If a line in the entries contains the string "image", include that line in your answer.

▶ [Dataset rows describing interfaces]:
--------

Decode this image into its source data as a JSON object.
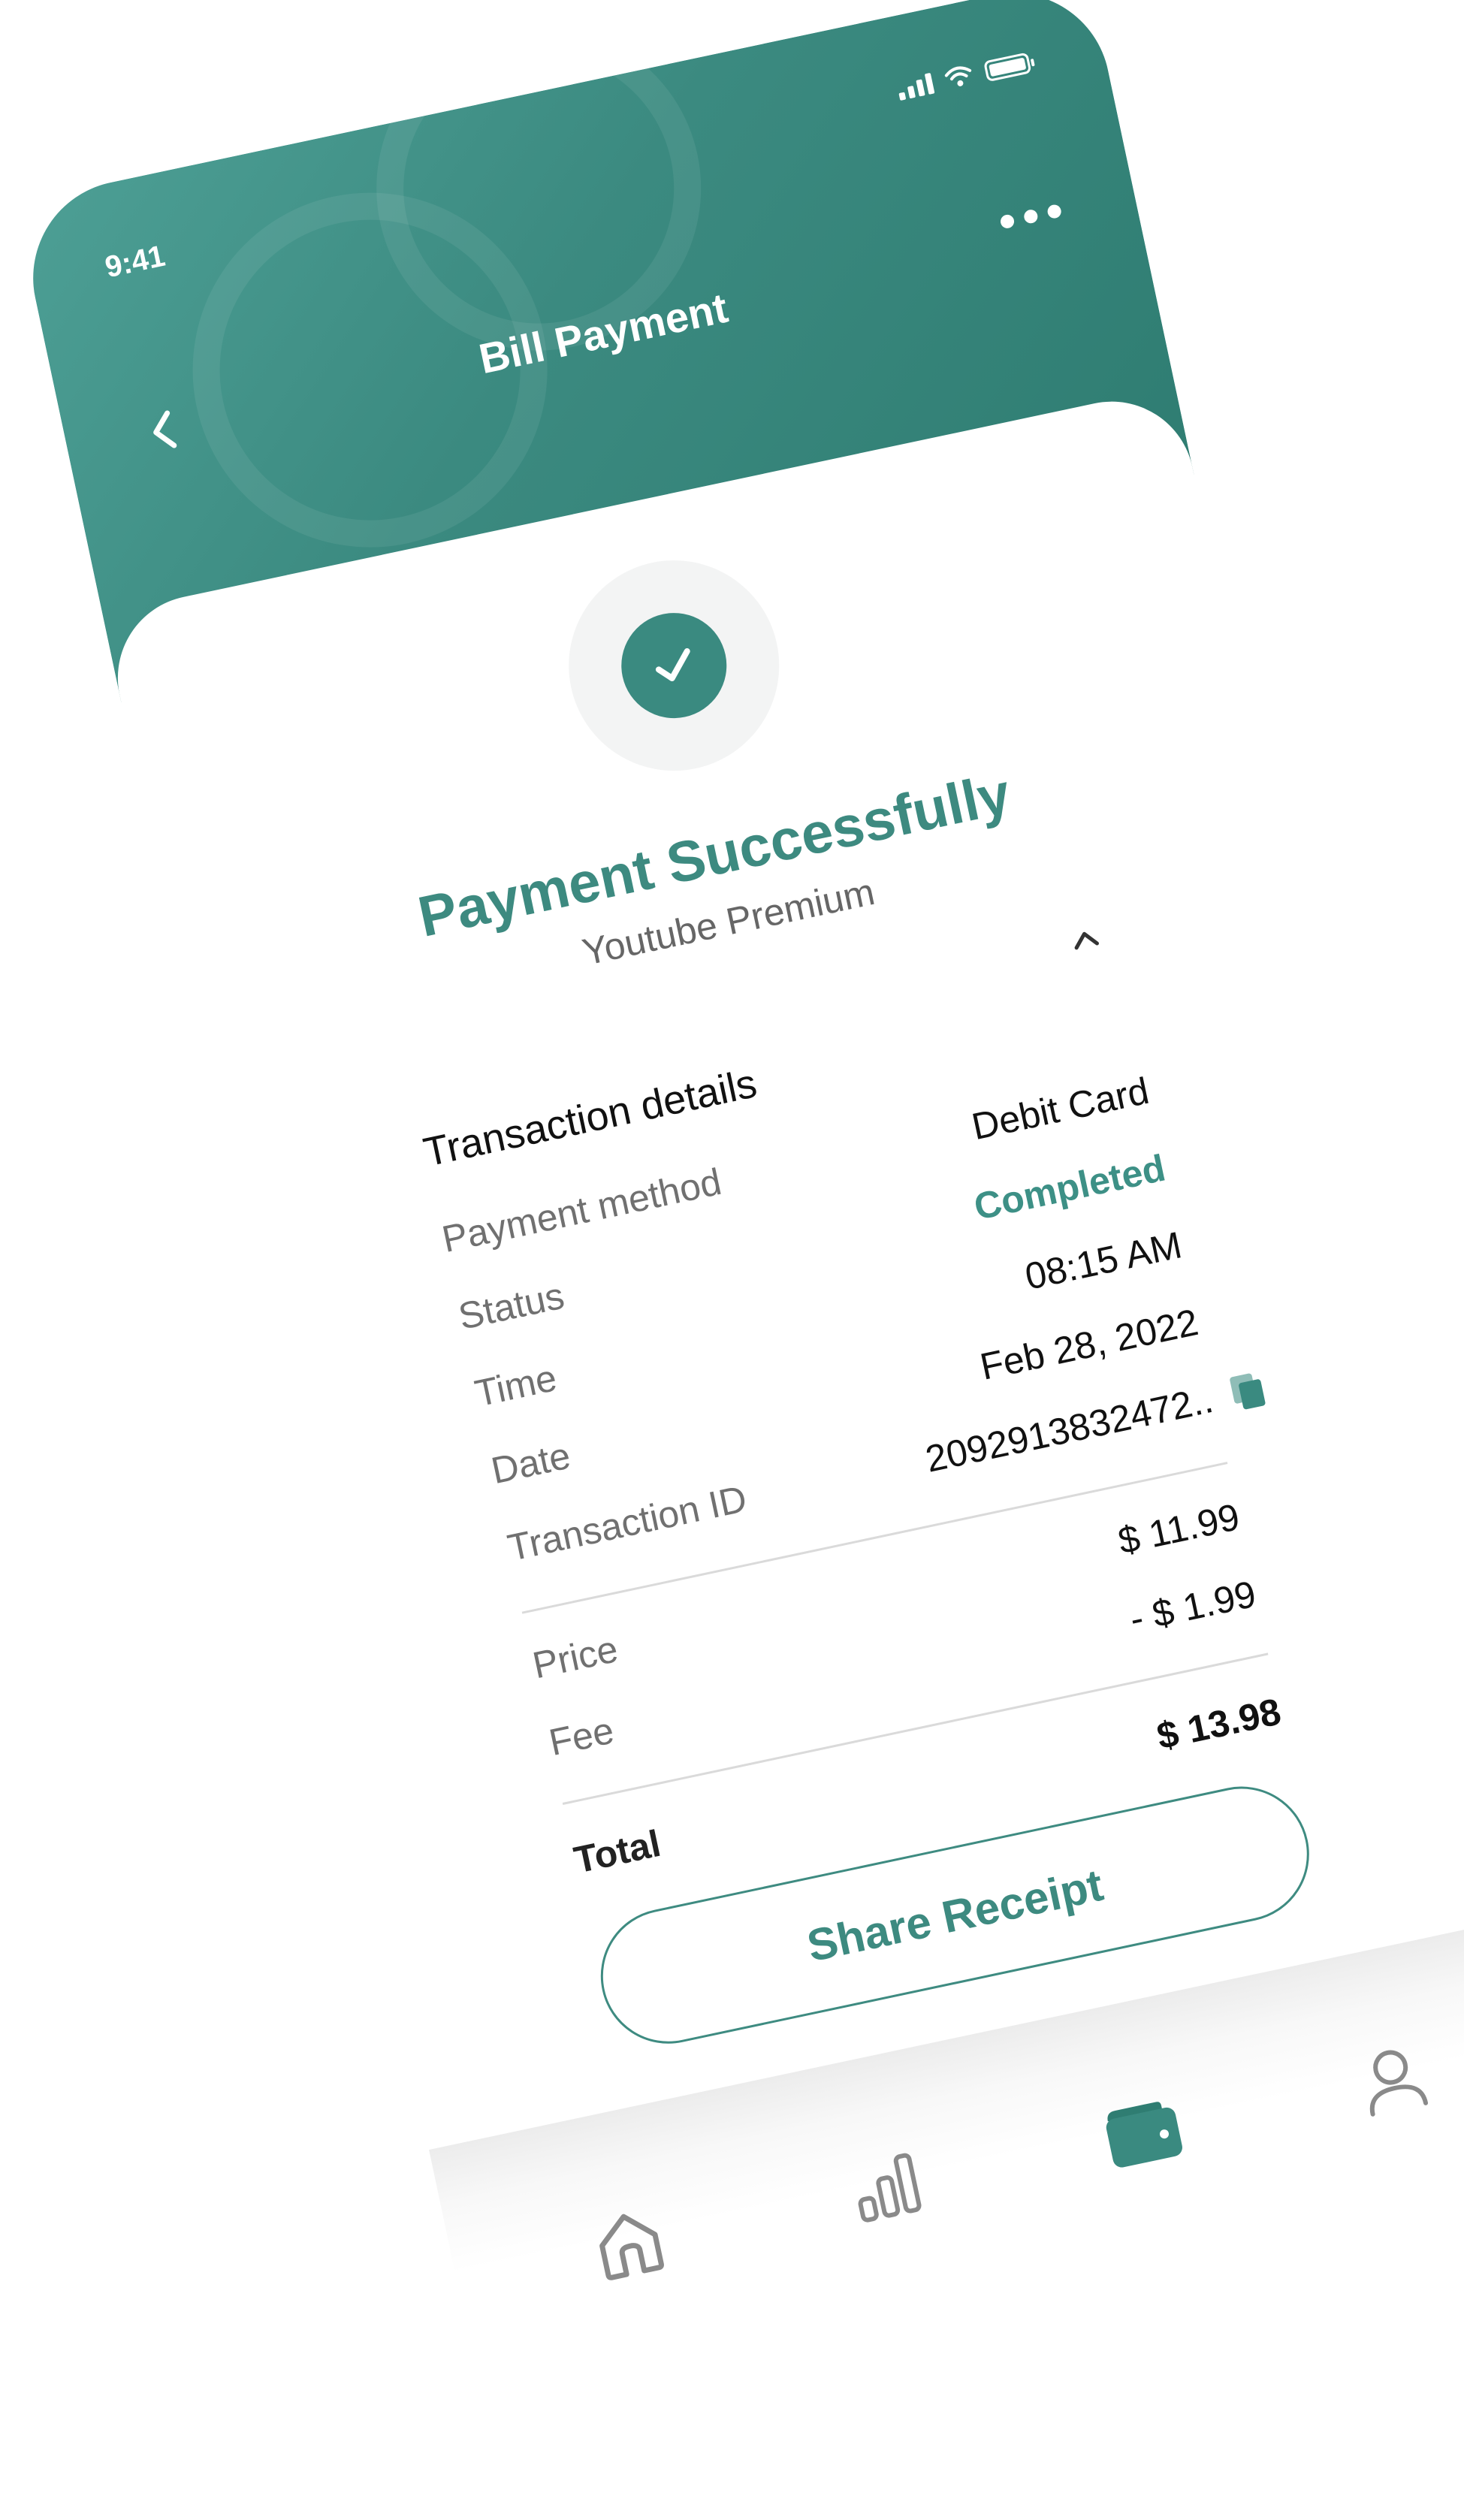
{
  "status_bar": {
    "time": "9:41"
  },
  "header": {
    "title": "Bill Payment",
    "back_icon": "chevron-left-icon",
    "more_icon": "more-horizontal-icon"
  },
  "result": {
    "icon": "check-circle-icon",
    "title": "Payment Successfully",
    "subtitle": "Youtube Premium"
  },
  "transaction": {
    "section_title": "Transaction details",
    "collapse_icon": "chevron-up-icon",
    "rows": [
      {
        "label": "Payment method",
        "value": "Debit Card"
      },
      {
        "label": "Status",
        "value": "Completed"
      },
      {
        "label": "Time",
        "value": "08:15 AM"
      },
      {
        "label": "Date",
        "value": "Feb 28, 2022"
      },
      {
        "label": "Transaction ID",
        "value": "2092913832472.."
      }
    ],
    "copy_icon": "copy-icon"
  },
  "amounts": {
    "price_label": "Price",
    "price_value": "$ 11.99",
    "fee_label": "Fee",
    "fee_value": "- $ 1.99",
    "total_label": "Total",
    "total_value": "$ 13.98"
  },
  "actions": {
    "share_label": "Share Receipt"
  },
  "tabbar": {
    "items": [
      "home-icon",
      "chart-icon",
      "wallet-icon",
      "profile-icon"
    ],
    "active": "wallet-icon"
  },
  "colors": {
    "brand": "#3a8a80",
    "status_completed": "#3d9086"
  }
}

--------

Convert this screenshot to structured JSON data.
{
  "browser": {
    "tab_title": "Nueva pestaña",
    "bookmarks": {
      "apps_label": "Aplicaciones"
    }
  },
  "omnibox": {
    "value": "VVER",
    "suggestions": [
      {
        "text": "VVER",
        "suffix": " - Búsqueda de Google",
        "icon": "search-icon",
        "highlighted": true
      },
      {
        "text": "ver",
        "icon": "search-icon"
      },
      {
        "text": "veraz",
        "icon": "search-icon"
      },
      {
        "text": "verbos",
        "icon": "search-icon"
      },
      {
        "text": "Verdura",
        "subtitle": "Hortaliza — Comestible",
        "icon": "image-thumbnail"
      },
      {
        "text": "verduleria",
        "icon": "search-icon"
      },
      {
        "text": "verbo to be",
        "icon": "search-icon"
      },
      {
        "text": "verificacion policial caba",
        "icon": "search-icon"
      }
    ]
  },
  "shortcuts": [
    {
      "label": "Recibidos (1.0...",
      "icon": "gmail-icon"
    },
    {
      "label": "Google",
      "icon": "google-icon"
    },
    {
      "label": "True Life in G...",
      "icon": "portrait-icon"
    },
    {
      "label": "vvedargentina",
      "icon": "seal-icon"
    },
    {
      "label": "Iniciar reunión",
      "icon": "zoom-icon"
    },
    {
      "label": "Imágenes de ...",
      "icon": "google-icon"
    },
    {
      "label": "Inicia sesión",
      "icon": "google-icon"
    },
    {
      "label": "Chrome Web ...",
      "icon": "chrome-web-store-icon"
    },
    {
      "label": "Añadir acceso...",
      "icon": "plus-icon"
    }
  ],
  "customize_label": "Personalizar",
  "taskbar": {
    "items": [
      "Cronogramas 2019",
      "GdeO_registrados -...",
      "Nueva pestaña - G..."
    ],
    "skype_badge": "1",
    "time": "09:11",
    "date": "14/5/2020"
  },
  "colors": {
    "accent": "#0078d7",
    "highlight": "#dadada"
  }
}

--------

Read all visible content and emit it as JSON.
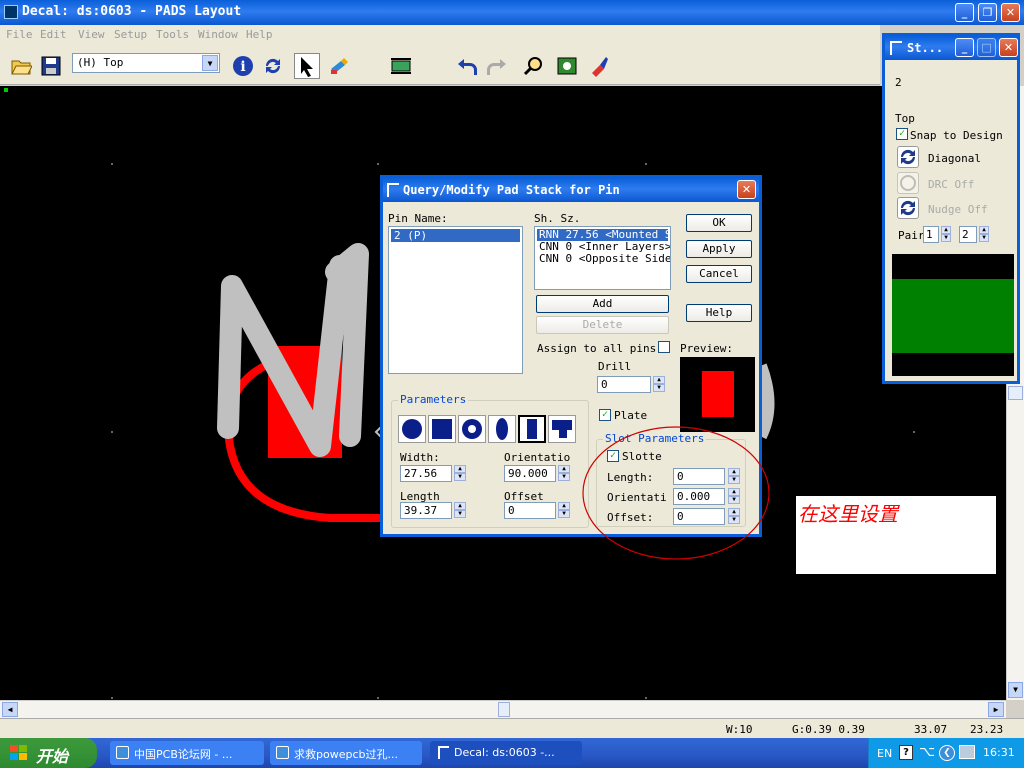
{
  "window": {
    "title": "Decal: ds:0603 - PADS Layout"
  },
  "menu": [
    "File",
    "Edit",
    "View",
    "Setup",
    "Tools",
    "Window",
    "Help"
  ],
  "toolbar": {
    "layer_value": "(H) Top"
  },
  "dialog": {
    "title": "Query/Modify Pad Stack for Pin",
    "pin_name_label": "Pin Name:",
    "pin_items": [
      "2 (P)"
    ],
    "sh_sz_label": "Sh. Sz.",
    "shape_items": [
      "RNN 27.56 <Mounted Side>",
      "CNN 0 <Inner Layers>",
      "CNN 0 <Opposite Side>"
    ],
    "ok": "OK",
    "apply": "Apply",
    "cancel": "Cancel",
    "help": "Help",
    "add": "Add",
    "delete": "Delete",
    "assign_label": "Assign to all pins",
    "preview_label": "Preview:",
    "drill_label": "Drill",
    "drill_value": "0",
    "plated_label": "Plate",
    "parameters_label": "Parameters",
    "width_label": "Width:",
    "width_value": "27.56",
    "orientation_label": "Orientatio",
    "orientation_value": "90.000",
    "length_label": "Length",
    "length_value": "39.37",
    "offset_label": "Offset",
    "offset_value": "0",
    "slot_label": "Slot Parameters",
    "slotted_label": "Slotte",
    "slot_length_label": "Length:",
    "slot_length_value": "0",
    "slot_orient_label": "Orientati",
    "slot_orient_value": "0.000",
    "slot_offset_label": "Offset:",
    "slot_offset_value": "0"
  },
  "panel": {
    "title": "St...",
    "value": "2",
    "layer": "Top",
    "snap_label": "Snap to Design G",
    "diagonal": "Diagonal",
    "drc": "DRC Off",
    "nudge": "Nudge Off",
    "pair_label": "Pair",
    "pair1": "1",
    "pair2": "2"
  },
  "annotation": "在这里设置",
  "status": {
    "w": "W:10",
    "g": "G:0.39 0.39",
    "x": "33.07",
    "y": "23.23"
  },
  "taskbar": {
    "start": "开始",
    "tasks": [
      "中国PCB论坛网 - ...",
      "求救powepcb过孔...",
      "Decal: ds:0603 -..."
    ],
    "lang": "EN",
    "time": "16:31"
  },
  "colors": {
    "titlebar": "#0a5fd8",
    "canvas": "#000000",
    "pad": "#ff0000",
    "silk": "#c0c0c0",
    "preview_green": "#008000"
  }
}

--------

▶ [SOLUTION TO THIS EXERCISE]:
Decode this image into its source data as a JSON object.
        "icon": "image-thumbnail"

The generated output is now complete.